The bottom-line seems to be that you can’t succeed as a high cost, low fare airline.
That’s not a new idea. When Independence Air launched at Washington Dulles, the former Atlantic Coast Airlines which had operated as a United Express carrier decided to go it alone rather than continue as a feeder when United sought contract concessions. They began as the largest carrier at the airport by number of flights, with a huge fleet of 50 seat regional jets — high per seat cost aircraft.
They offered tons of flights a day, without United’s marketing muscle, to cities like Flint, Michigan. What’s more, they didn’t want to pay to be included in global distribution systems, you had to book direct.
With tons of flights, and no customers, their fares were rock bottom. They even pulled a stunt, planting a mistake fare in their own reservation system on purpose around midnight and then calling the Washington Post themselves to alert the paper to the great deals customers found at iFly.com. It didn’t help. And neither did the Airbus aircraft they acquired to fly long haul routes. Too little, too late, they went under.
Virgin America was far better capitalized. They managed to absorb $400 million in losses. But as Henry Harteveldt observes in the piece, they have neither the frequencies nor the reach to appeal to high fare business travelers. They’ve developed a following more in the leisure markets, which don’t generate the fares which go along with a full service product.
What struck me as most interesting, though, was the title of the article (which I presume was given by editors, rather than by Scott): “Service without a smile: why airlines aren’t nice”
There’s nothing in the piece about customer service, really. It’s about the features and benefits of Virgin America, and to a lesser extent JetBlue — how the things airlines provide without additional fees were coming under pressure.
Put another way, the article is about ‘nice’ the way that United brought back ‘the Friendly Skies’ without friendly people, describing their features and benefits as ‘flyer friendly’.
Because the actual friendly part doesn’t really cost more. In fact, net net it tends to be airlines with lower labor costs that are actually friendlier. I explored this notion four years ago in Genuineness vs. Plasticism in Flight Attendant Interactions with Customers.
Flight attendants can be there primarily for your safety or can provide an experience of true hospitality.

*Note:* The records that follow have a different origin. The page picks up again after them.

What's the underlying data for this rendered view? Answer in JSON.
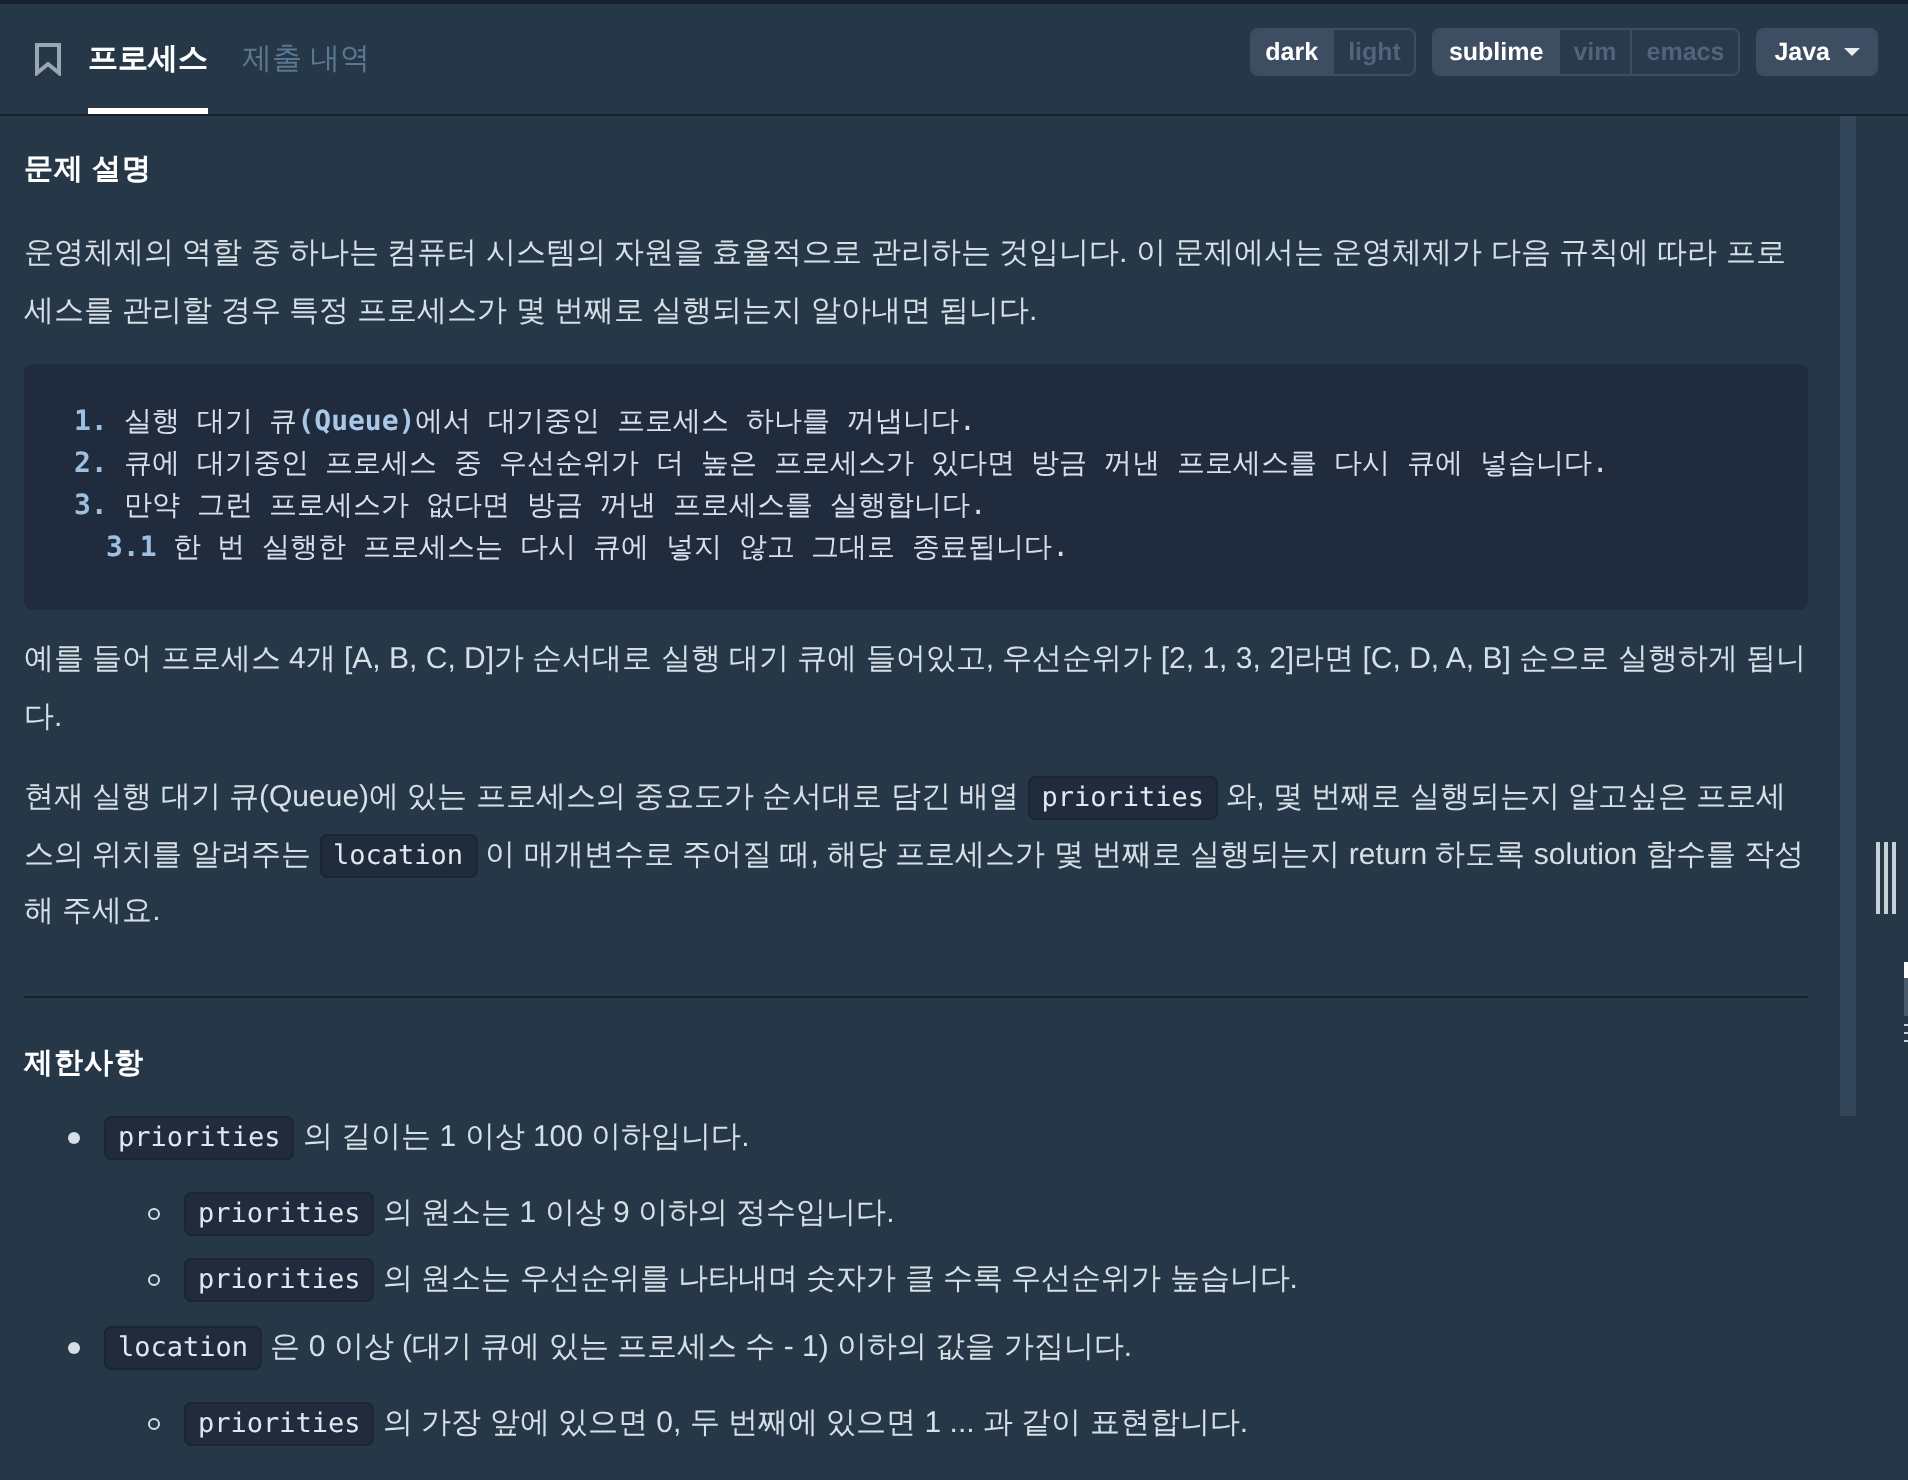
{
  "header": {
    "tabs": [
      {
        "label": "프로세스",
        "selected": true
      },
      {
        "label": "제출 내역",
        "selected": false
      }
    ],
    "theme_toggle": [
      {
        "label": "dark",
        "selected": true
      },
      {
        "label": "light",
        "selected": false
      }
    ],
    "keymap_toggle": [
      {
        "label": "sublime",
        "selected": true
      },
      {
        "label": "vim",
        "selected": false
      },
      {
        "label": "emacs",
        "selected": false
      }
    ],
    "language_dropdown": {
      "value": "Java"
    }
  },
  "sections": [
    {
      "title": "문제 설명",
      "blocks": [
        {
          "kind": "paragraph",
          "segments": [
            {
              "kind": "text",
              "text": "운영체제의 역할 중 하나는 컴퓨터 시스템의 자원을 효율적으로 관리하는 것입니다. 이 문제에서는 운영체제가 다음 규칙에 따라 프로세스를 관리할 경우 특정 프로세스가 몇 번째로 실행되는지 알아내면 됩니다."
            }
          ]
        },
        {
          "kind": "code_block",
          "lines": [
            {
              "marker": "1.",
              "text": "실행 대기 큐**(Queue)**에서 대기중인 프로세스 하나를 꺼냅니다."
            },
            {
              "marker": "2.",
              "text": "큐에 대기중인 프로세스 중 우선순위가 더 높은 프로세스가 있다면 방금 꺼낸 프로세스를 다시 큐에 넣습니다."
            },
            {
              "marker": "3.",
              "text": "만약 그런 프로세스가 없다면 방금 꺼낸 프로세스를 실행합니다.",
              "children": [
                {
                  "marker": "3.1",
                  "text": "한 번 실행한 프로세스는 다시 큐에 넣지 않고 그대로 종료됩니다."
                }
              ]
            }
          ]
        },
        {
          "kind": "paragraph",
          "segments": [
            {
              "kind": "text",
              "text": "예를 들어 프로세스 4개 [A, B, C, D]가 순서대로 실행 대기 큐에 들어있고, 우선순위가 [2, 1, 3, 2]라면 [C, D, A, B] 순으로 실행하게 됩니다."
            }
          ]
        },
        {
          "kind": "paragraph",
          "segments": [
            {
              "kind": "text",
              "text": "현재 실행 대기 큐(Queue)에 있는 프로세스의 중요도가 순서대로 담긴 배열 "
            },
            {
              "kind": "code",
              "text": "priorities"
            },
            {
              "kind": "text",
              "text": " 와, 몇 번째로 실행되는지 알고싶은 프로세스의 위치를 알려주는 "
            },
            {
              "kind": "code",
              "text": "location"
            },
            {
              "kind": "text",
              "text": " 이 매개변수로 주어질 때, 해당 프로세스가 몇 번째로 실행되는지 return 하도록 solution 함수를 작성해 주세요."
            }
          ]
        }
      ]
    },
    {
      "title": "제한사항",
      "blocks": [
        {
          "kind": "list",
          "items": [
            {
              "segments": [
                {
                  "kind": "code",
                  "text": "priorities"
                },
                {
                  "kind": "text",
                  "text": " 의 길이는 1 이상 100 이하입니다."
                }
              ],
              "children": [
                {
                  "segments": [
                    {
                      "kind": "code",
                      "text": "priorities"
                    },
                    {
                      "kind": "text",
                      "text": " 의 원소는 1 이상 9 이하의 정수입니다."
                    }
                  ]
                },
                {
                  "segments": [
                    {
                      "kind": "code",
                      "text": "priorities"
                    },
                    {
                      "kind": "text",
                      "text": " 의 원소는 우선순위를 나타내며 숫자가 클 수록 우선순위가 높습니다."
                    }
                  ]
                }
              ]
            },
            {
              "segments": [
                {
                  "kind": "code",
                  "text": "location"
                },
                {
                  "kind": "text",
                  "text": " 은 0 이상 (대기 큐에 있는 프로세스 수 - 1) 이하의 값을 가집니다."
                }
              ],
              "children": [
                {
                  "segments": [
                    {
                      "kind": "code",
                      "text": "priorities"
                    },
                    {
                      "kind": "text",
                      "text": " 의 가장 앞에 있으면 0, 두 번째에 있으면 1 ... 과 같이 표현합니다."
                    }
                  ]
                }
              ]
            }
          ]
        }
      ]
    }
  ]
}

In the U.S., those outstanding crews are generally great by virtue of their own choice and drive rather than company culture. Fixing that is the part that not only doesn’t cost money, it can be less expensive, but it’s hard to get there once you’ve lost it.
So smaller, start-up airlines have the competitive advantage. It doesn’t always translate into profits (it’s not a sufficient condition) but it sure helped Southwest Airlines along the way.